Present an exact copy of each line below.

_ _ _ _ _

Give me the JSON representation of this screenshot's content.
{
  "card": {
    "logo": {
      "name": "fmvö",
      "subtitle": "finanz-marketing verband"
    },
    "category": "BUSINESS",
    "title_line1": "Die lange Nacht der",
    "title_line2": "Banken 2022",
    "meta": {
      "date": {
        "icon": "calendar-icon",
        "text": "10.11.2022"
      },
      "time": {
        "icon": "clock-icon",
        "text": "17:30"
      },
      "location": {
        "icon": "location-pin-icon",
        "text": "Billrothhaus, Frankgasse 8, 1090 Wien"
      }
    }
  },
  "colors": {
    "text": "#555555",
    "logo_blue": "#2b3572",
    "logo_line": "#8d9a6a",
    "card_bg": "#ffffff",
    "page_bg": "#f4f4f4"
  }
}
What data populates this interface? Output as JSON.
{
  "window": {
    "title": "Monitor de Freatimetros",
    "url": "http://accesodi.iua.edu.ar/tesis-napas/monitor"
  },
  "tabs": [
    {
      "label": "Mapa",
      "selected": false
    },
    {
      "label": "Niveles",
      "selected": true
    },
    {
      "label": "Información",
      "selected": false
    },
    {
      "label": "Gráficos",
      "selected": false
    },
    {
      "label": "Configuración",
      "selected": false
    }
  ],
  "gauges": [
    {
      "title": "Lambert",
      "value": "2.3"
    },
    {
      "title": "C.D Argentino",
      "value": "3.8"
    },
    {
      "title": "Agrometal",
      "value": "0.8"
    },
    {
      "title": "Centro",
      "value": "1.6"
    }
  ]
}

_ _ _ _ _

## RESULT
Give me the JSON representation of this screenshot's content.
{
  "card": {
    "logo": {
      "name": "fmvö",
      "subtitle": "finanz-marketing verband"
    },
    "category": "BUSINESS",
    "title_line1": "Die lange Nacht der",
    "title_line2": "Banken 2022",
    "meta": {
      "date": {
        "icon": "calendar-icon",
        "text": "10.11.2022"
      },
      "time": {
        "icon": "clock-icon",
        "text": "17:30"
      },
      "location": {
        "icon": "location-pin-icon",
        "text": "Billrothhaus, Frankgasse 8, 1090 Wien"
      }
    }
  },
  "colors": {
    "text": "#555555",
    "logo_blue": "#2b3572",
    "logo_line": "#8d9a6a",
    "card_bg": "#ffffff",
    "page_bg": "#f4f4f4"
  }
}
What data populates this interface? Output as JSON.
{
  "window": {
    "title": "Monitor de Freatimetros",
    "url": "http://accesodi.iua.edu.ar/tesis-napas/monitor"
  },
  "tabs": [
    {
      "label": "Mapa",
      "selected": false
    },
    {
      "label": "Niveles",
      "selected": true
    },
    {
      "label": "Información",
      "selected": false
    },
    {
      "label": "Gráficos",
      "selected": false
    },
    {
      "label": "Configuración",
      "selected": false
    }
  ],
  "gauges": [
    {
      "title": "Lambert",
      "value": "2.3"
    },
    {
      "title": "C.D Argentino",
      "value": "3.8"
    },
    {
      "title": "Agrometal",
      "value": "0.8"
    },
    {
      "title": "Centro",
      "value": "1.6"
    }
  ]
}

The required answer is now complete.